* Exercise aim:
Each line of the material below that holds the word "name" needs to be copied.

* Available records:
# # # #
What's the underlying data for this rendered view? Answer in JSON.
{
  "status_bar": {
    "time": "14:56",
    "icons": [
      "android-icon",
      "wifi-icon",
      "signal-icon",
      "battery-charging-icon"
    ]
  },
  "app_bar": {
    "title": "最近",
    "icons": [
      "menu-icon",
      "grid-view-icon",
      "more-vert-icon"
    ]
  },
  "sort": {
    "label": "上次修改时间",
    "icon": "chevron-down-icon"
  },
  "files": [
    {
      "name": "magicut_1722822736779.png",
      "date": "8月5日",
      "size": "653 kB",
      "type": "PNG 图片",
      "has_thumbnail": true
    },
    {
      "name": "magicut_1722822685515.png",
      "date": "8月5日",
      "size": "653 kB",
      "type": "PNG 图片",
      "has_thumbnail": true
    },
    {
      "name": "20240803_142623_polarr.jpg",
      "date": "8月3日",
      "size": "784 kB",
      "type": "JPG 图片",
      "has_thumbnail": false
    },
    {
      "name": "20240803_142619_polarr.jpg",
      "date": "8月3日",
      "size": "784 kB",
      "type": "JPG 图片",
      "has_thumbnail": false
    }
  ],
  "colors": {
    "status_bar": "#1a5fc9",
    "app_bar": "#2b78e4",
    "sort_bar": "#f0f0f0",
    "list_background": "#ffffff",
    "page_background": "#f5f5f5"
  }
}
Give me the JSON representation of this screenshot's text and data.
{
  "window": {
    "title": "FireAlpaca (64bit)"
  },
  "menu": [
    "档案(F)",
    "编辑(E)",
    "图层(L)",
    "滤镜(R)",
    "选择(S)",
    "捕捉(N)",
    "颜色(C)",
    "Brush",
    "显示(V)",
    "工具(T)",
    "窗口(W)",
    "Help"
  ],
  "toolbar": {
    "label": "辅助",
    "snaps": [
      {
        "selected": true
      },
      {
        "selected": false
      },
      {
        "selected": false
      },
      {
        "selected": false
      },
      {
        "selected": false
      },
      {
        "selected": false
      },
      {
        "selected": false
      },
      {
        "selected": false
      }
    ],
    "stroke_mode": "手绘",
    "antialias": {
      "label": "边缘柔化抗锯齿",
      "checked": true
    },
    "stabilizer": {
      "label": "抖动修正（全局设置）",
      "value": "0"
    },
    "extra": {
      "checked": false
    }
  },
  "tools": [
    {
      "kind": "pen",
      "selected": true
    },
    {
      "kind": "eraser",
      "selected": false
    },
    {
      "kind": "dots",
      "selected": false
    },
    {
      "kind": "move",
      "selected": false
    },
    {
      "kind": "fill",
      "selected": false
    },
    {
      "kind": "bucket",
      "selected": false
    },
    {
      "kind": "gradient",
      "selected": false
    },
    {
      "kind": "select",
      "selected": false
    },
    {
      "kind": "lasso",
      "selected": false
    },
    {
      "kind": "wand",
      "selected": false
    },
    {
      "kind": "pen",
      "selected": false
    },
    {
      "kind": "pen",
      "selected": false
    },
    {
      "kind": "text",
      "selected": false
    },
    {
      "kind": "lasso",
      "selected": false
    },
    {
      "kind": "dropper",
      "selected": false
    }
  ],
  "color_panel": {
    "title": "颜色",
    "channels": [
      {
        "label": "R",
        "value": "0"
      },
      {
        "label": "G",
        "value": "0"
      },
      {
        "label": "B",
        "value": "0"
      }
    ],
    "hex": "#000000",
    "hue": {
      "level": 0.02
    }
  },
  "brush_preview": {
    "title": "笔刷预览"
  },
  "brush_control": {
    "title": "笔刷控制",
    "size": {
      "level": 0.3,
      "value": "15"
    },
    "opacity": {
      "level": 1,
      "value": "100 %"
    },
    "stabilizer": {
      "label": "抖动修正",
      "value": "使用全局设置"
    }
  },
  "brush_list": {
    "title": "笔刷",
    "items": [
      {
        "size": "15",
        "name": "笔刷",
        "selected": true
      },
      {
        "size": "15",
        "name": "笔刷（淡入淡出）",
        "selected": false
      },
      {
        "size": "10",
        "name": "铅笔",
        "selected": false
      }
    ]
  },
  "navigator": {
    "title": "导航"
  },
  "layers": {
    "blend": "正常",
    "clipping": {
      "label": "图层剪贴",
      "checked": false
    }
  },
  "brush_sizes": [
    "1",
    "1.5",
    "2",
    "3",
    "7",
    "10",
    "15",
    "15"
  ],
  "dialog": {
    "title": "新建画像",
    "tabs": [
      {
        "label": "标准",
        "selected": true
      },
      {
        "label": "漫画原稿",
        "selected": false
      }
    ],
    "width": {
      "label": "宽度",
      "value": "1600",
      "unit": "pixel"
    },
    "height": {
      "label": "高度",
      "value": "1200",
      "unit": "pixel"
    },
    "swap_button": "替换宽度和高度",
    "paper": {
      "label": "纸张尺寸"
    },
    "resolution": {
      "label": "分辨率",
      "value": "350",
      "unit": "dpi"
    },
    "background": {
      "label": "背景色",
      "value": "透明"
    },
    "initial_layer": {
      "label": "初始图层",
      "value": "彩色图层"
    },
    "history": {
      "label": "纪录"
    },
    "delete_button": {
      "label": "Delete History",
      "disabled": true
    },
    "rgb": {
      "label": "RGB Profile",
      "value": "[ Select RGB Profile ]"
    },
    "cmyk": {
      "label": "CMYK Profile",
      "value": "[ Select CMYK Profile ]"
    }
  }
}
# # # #
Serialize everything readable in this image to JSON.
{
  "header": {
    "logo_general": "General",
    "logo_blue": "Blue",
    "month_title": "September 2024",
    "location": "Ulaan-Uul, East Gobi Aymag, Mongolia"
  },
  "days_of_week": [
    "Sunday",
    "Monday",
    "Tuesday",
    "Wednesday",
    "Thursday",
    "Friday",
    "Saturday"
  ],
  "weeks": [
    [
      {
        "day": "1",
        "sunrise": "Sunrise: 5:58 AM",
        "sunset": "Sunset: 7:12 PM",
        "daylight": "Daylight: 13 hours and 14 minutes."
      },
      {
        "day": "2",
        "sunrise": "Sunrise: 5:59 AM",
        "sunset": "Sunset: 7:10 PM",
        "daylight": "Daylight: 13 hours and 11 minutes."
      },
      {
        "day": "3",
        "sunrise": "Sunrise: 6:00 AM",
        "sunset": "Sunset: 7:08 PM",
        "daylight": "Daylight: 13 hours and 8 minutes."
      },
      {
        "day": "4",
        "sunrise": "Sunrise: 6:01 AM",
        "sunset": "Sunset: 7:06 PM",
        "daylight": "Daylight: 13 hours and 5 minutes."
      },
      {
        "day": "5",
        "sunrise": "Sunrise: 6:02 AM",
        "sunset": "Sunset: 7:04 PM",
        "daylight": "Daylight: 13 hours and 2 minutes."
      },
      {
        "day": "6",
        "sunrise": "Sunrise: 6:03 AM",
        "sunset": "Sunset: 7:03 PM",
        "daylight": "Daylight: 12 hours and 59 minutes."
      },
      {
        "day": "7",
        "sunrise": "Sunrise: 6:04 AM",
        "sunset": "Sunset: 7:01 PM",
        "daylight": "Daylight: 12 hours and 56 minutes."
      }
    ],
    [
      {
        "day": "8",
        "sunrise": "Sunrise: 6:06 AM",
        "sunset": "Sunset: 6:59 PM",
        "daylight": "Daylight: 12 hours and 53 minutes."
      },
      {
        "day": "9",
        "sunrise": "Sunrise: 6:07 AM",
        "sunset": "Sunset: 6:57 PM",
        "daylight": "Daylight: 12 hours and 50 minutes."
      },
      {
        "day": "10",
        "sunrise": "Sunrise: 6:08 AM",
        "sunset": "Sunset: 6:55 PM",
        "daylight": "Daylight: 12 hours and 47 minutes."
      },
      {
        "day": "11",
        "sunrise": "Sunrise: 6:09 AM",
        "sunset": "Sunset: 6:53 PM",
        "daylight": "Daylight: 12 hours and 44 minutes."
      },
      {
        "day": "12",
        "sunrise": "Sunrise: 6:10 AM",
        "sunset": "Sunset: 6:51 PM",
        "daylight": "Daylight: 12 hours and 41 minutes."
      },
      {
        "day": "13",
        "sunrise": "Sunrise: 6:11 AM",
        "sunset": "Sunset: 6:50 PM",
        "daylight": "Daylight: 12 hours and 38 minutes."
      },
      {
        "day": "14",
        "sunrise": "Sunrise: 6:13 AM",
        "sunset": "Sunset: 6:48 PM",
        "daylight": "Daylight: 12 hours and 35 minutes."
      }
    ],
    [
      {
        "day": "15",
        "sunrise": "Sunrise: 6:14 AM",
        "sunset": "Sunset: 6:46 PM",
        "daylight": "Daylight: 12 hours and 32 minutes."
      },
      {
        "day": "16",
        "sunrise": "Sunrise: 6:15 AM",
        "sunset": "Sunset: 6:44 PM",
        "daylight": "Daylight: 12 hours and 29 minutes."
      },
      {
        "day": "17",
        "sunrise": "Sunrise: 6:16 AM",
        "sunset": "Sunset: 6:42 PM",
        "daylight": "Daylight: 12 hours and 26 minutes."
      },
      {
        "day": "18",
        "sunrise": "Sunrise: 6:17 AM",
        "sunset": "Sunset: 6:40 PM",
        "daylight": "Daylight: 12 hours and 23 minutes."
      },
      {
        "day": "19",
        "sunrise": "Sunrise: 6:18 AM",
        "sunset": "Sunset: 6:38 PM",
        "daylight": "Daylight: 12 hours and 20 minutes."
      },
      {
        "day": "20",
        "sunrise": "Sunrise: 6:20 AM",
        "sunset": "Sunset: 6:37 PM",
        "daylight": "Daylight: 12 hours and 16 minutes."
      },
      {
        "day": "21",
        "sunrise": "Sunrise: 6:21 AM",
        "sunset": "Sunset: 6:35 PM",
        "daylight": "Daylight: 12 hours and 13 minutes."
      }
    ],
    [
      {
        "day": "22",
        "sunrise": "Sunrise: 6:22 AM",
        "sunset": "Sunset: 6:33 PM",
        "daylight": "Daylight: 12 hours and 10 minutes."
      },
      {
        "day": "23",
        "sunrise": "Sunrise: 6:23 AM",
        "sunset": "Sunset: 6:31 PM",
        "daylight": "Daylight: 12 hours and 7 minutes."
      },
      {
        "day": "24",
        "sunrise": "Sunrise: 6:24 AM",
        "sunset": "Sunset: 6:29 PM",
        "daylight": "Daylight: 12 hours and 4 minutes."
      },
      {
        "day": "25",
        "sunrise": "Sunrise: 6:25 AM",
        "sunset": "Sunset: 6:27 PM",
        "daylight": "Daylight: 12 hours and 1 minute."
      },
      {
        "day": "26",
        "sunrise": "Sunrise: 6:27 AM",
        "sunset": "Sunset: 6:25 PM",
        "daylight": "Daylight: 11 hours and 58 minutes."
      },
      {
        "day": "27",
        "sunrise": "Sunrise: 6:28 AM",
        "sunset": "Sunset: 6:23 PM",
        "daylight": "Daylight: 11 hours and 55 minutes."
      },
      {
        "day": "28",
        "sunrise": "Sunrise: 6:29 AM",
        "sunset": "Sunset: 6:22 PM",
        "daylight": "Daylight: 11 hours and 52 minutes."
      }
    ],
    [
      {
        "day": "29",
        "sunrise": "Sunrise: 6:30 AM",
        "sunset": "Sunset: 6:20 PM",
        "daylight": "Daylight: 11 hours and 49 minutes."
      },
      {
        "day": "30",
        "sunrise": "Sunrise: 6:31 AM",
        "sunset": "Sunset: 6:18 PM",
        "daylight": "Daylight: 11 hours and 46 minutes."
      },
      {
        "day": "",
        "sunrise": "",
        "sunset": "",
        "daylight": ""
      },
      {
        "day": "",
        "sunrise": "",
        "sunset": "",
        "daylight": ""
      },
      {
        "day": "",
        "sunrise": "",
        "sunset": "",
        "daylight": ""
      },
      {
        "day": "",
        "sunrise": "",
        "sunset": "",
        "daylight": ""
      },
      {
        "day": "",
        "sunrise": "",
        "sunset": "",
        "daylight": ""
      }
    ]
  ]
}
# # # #
* Your solution:
      "name": "magicut_1722822736779.png",
      "name": "magicut_1722822685515.png",
      "name": "20240803_142623_polarr.jpg",
      "name": "20240803_142619_polarr.jpg",
        "name": "笔刷",
        "name": "笔刷（淡入淡出）",
        "name": "铅笔",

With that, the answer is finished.